Pathogenesis of Parkinson's disease.Curr Opin Investig Drugs. 2001 May; 2(5):657-62.CO

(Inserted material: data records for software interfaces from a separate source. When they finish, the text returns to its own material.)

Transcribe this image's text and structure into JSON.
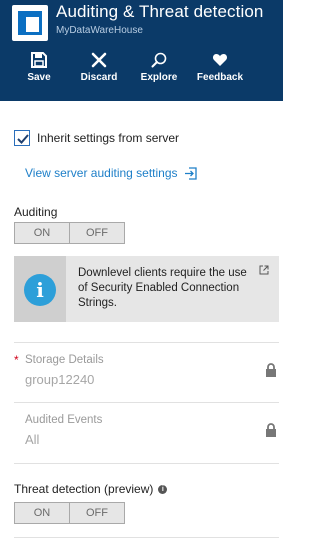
{
  "header": {
    "title": "Auditing & Threat detection",
    "subtitle": "MyDataWareHouse",
    "background": "#0b3a68"
  },
  "toolbar": {
    "items": [
      {
        "label": "Save",
        "icon": "save-icon"
      },
      {
        "label": "Discard",
        "icon": "close-icon"
      },
      {
        "label": "Explore",
        "icon": "search-icon"
      },
      {
        "label": "Feedback",
        "icon": "heart-icon"
      }
    ]
  },
  "inherit": {
    "label": "Inherit settings from server",
    "checked": true
  },
  "link": {
    "label": "View server auditing settings",
    "color": "#1e7fc8"
  },
  "auditing": {
    "label": "Auditing",
    "on_label": "ON",
    "off_label": "OFF"
  },
  "info": {
    "text": "Downlevel clients require the use of Security Enabled Connection Strings.",
    "accent": "#2d9fd9"
  },
  "storage": {
    "label": "Storage Details",
    "required": "*",
    "value": "group12240"
  },
  "audited_events": {
    "label": "Audited Events",
    "value": "All"
  },
  "threat": {
    "label": "Threat detection (preview)",
    "on_label": "ON",
    "off_label": "OFF"
  }
}
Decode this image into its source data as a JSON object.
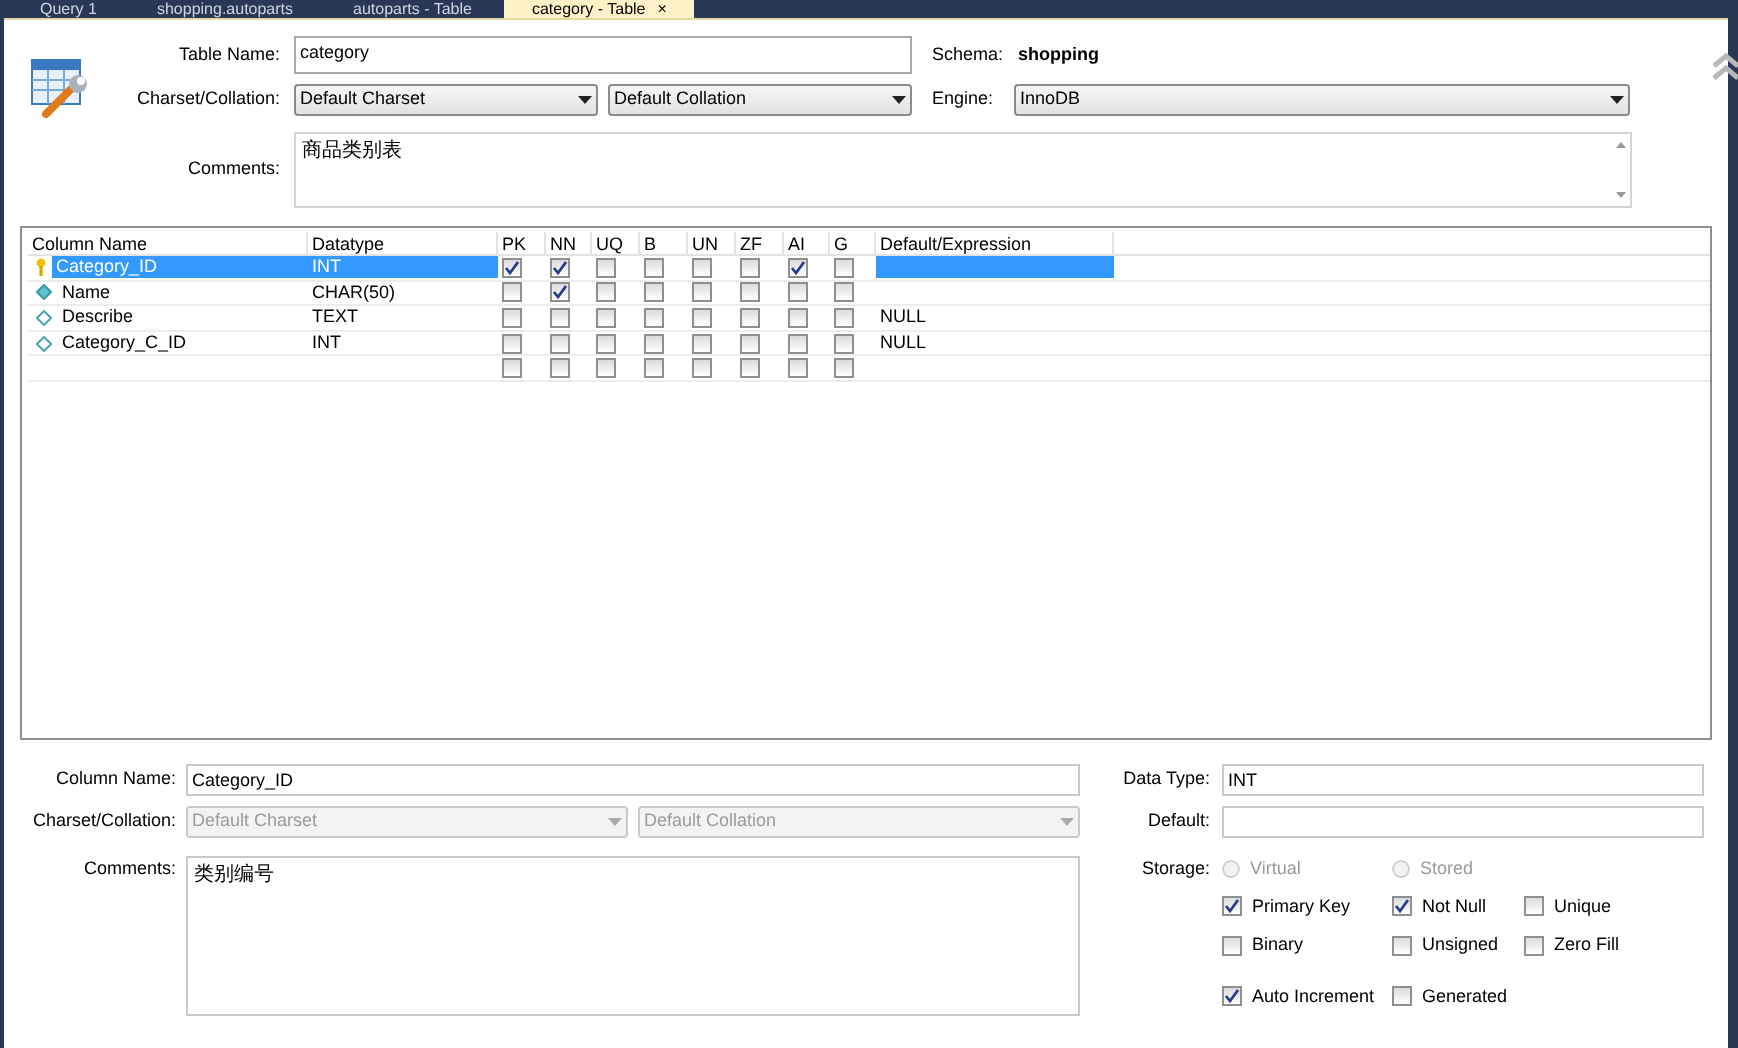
{
  "tabs": [
    {
      "label": "Query 1",
      "selected": false
    },
    {
      "label": "shopping.autoparts",
      "selected": false
    },
    {
      "label": "autoparts - Table",
      "selected": false
    },
    {
      "label": "category - Table",
      "selected": true
    }
  ],
  "tab_close": "×",
  "header": {
    "table_name_label": "Table Name:",
    "table_name": "category",
    "schema_label": "Schema:",
    "schema": "shopping",
    "charset_label": "Charset/Collation:",
    "charset": "Default Charset",
    "collation": "Default Collation",
    "engine_label": "Engine:",
    "engine": "InnoDB",
    "comments_label": "Comments:",
    "comments": "商品类别表"
  },
  "grid": {
    "columns": [
      "Column Name",
      "Datatype",
      "PK",
      "NN",
      "UQ",
      "B",
      "UN",
      "ZF",
      "AI",
      "G",
      "Default/Expression"
    ],
    "rows": [
      {
        "kind": "primary",
        "name": "Category_ID",
        "datatype": "INT",
        "flags": [
          true,
          true,
          false,
          false,
          false,
          false,
          true,
          false
        ],
        "default": "",
        "selected": true
      },
      {
        "kind": "notnull",
        "name": "Name",
        "datatype": "CHAR(50)",
        "flags": [
          false,
          true,
          false,
          false,
          false,
          false,
          false,
          false
        ],
        "default": "",
        "selected": false
      },
      {
        "kind": "nullable",
        "name": "Describe",
        "datatype": "TEXT",
        "flags": [
          false,
          false,
          false,
          false,
          false,
          false,
          false,
          false
        ],
        "default": "NULL",
        "selected": false
      },
      {
        "kind": "nullable",
        "name": "Category_C_ID",
        "datatype": "INT",
        "flags": [
          false,
          false,
          false,
          false,
          false,
          false,
          false,
          false
        ],
        "default": "NULL",
        "selected": false
      },
      {
        "kind": "new",
        "name": "",
        "datatype": "",
        "flags": [
          false,
          false,
          false,
          false,
          false,
          false,
          false,
          false
        ],
        "default": "",
        "selected": false
      }
    ]
  },
  "details": {
    "column_name_label": "Column Name:",
    "column_name": "Category_ID",
    "charset_label": "Charset/Collation:",
    "charset": "Default Charset",
    "collation": "Default Collation",
    "disabled": true,
    "comments_label": "Comments:",
    "comments": "类别编号",
    "data_type_label": "Data Type:",
    "data_type": "INT",
    "default_label": "Default:",
    "storage_label": "Storage:",
    "storage": [
      {
        "label": "Virtual",
        "selected": false,
        "disabled": true
      },
      {
        "label": "Stored",
        "selected": false,
        "disabled": true
      }
    ],
    "options": [
      {
        "label": "Primary Key",
        "checked": true
      },
      {
        "label": "Not Null",
        "checked": true
      },
      {
        "label": "Unique",
        "checked": false
      },
      {
        "label": "Binary",
        "checked": false
      },
      {
        "label": "Unsigned",
        "checked": false
      },
      {
        "label": "Zero Fill",
        "checked": false
      },
      {
        "label": "Auto Increment",
        "checked": true
      },
      {
        "label": "Generated",
        "checked": false
      }
    ]
  }
}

Parkinson's disease (PD) is a progressive neurodegenerative disorder characterized by degeneration of the nigrostriatal dopaminergic pathway and the appearance of cytoplasmic proteinaceous aggregates known as Lewy bodies. Studies of familial PD have uncovered rare causative mutations in genes, including alpha-synuclein. Mutations or oxidative modification of alpha-synuclein causes it to aggregate; alpha-synuclein is a major component of the Lewy body in both familial and sporadic PD. Biochemical analysis has implicated mitochondrial dysfunction in PD. Epidemiological studies indicate a role of exposure to pesticides, some of which are mitochondrial toxins. Mitochondrial dysfunction, resulting from genetic defects, environmental toxins, or a combination of the two, may cause alpha-synuclein aggregation and produce selective neurodegeneration through mechanisms involving oxidative stress and excitotoxicity. Efforts to better define PD pathogenesis should reveal novel therapeutic targets.